═══ Excerpted records

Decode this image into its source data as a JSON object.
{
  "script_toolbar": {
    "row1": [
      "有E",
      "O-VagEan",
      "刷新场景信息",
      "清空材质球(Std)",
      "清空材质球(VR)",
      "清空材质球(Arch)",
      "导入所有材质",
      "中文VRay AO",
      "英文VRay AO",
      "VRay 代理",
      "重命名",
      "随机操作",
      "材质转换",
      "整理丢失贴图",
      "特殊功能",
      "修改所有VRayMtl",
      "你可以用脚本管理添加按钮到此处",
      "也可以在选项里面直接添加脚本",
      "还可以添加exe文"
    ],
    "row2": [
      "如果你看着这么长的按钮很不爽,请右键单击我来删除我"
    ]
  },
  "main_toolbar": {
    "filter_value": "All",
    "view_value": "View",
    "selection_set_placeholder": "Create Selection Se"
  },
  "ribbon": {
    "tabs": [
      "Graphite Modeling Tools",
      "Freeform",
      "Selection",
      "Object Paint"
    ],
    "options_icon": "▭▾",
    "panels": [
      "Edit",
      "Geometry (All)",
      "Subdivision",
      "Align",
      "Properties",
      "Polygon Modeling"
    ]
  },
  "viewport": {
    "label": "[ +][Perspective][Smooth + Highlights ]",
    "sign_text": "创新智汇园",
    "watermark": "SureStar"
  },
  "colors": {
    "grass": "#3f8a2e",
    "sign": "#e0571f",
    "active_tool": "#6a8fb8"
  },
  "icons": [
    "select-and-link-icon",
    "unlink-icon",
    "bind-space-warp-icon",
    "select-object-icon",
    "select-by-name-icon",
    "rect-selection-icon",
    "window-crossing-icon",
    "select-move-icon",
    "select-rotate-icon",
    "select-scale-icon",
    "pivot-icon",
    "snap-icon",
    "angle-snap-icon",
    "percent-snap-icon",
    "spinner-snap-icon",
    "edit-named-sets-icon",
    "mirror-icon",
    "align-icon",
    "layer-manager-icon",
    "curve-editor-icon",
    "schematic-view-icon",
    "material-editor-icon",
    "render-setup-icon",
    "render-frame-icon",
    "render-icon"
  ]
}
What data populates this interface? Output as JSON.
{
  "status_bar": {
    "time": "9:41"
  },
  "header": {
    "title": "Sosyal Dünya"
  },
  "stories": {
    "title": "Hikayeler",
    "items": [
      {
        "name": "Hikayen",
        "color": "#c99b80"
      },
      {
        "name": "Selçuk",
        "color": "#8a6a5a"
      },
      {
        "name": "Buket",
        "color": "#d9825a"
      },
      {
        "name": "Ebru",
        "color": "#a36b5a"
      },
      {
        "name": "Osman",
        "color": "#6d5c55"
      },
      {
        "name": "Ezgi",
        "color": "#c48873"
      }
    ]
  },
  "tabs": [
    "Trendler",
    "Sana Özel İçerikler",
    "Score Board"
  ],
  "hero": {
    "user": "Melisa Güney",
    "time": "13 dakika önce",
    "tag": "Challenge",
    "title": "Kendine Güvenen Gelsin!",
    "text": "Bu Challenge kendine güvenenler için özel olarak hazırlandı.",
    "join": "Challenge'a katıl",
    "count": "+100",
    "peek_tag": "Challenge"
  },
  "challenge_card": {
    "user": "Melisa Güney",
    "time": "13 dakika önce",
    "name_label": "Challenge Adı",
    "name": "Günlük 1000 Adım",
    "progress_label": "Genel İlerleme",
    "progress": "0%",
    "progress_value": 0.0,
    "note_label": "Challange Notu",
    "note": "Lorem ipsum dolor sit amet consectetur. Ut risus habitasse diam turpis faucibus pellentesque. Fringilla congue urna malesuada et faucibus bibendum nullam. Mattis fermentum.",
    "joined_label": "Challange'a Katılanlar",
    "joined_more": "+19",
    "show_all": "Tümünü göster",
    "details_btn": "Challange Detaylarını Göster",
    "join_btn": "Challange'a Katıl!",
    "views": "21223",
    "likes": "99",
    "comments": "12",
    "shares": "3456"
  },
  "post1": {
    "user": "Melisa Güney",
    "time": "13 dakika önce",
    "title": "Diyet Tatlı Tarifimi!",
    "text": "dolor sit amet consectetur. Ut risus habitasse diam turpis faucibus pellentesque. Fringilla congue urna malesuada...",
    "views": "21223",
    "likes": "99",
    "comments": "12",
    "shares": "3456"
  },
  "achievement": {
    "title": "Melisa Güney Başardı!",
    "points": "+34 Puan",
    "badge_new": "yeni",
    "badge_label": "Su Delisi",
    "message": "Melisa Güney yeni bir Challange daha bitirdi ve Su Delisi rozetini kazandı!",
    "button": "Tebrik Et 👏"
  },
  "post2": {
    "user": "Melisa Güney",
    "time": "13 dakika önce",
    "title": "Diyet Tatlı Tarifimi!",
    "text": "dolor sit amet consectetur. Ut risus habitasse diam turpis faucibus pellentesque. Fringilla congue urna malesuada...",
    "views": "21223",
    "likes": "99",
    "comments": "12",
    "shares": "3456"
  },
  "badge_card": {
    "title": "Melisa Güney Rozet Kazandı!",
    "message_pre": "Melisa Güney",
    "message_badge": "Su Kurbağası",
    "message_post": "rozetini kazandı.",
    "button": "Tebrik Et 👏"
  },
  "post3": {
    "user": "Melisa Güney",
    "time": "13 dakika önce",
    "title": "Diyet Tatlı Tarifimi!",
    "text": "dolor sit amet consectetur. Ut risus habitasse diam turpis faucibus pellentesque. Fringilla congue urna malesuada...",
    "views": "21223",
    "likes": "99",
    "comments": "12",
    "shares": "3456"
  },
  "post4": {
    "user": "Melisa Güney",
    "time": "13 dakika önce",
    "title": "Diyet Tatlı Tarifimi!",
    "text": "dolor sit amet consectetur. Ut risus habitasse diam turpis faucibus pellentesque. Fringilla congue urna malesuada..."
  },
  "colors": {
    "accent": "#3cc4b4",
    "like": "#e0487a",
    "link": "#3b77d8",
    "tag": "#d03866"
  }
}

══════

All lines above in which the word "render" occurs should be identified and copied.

    "render-setup-icon",
    "render-frame-icon",
    "render-icon"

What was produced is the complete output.